As well as his daughter Jane, Attenborough has two other children, Michael John and Charlotte, an actress. Michael John Attenborough is Creative Director of the Almeida Theatre, London, married to actress Karen Lewis and has two sons. Attenborough has six grandchildren, five grandsons and one granddaughter, Alice (Lucy d. 2004).
Attenborough's father was principal of University College, Leicester, now the city's university. This has resulted in a long association with the university, with Lord Attenborough a patron. The university's Richard Attenborough Centre for Disability and the Arts, which opened in 1997, is named in his honour. His son, Michael Attenborough, is also a director. He has two younger brothers, the world famous naturalist Sir David Attenborough; and John Attenborough, who has made a career in the motor trade.
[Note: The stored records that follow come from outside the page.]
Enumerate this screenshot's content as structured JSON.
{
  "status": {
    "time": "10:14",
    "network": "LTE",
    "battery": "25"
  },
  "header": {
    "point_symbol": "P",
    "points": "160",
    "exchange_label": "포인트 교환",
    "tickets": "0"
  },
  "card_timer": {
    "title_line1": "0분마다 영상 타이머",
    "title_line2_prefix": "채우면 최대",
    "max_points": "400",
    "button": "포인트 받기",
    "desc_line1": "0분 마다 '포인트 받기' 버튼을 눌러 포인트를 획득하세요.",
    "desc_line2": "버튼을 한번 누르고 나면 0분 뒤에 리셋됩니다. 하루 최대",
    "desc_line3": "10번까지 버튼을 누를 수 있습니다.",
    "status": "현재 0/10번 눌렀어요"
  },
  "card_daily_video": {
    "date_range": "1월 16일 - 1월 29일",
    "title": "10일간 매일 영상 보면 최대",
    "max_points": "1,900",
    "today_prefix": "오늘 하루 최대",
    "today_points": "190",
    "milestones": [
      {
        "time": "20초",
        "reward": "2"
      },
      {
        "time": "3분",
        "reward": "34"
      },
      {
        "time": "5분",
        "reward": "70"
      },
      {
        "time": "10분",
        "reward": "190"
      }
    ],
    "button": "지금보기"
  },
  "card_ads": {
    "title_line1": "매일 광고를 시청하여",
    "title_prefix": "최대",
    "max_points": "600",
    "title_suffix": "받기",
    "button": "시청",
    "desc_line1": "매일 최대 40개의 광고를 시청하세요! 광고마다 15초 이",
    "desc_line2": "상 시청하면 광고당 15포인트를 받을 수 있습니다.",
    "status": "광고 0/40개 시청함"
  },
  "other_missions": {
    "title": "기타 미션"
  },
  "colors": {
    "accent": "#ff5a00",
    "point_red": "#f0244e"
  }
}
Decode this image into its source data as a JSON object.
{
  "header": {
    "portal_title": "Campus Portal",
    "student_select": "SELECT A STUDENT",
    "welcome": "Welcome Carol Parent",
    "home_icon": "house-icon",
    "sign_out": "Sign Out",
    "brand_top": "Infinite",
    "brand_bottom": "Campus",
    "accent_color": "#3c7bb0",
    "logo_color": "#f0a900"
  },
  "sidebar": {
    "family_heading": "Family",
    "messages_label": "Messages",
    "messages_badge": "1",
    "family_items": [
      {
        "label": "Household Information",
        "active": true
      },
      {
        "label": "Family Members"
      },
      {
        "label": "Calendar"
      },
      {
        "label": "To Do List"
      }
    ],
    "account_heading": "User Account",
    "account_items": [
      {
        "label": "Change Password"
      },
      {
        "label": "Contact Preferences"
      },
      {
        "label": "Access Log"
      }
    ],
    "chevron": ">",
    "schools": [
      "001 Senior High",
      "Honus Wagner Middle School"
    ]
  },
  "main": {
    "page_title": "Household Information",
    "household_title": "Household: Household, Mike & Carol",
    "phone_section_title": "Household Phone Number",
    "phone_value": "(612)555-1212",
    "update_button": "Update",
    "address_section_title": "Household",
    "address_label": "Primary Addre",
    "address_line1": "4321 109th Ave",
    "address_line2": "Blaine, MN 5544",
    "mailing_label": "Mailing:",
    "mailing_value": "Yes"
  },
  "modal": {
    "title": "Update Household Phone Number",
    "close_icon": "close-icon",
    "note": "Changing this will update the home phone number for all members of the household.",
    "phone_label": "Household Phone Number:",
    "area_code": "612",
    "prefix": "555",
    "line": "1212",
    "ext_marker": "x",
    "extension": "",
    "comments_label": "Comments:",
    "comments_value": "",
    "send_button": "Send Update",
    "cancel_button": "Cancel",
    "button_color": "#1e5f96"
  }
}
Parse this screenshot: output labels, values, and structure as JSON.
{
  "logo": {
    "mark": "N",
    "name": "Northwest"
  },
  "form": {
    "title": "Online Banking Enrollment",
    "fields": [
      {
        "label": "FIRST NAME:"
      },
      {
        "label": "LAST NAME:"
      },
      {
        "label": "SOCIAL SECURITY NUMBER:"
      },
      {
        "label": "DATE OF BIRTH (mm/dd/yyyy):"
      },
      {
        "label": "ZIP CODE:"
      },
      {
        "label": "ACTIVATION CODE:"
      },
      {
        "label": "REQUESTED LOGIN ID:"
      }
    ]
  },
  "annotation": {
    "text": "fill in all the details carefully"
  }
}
He has collected Picasso ceramics since the 1950s. More than 100 items went on display at the New Walk Museum and Art Gallery in Leicester in 2007; the exhibition is dedicated to his family members lost in the tsunami.
In 2008 he published in association with his long standing associate, Diana Hawkins, an informal autobiography, Entirely Up to You, Darling.
In August 2008 Attenborough was hospitalised with heart problems, and was fitted with a pacemaker. In December 2008 he suffered a fall at his home and was admitted to St George's Hospital in Tooting, South West London. He went into a coma, but came out of it within a few days. As of 24 March 2009 he remains at St George's Hospital. However it is expected that he will be discharged by the summer in time to film Ironclad, which will be the 74th film of his career.
Attenborough died from illness on 24 August 2014, five days before his ninety-first birthday.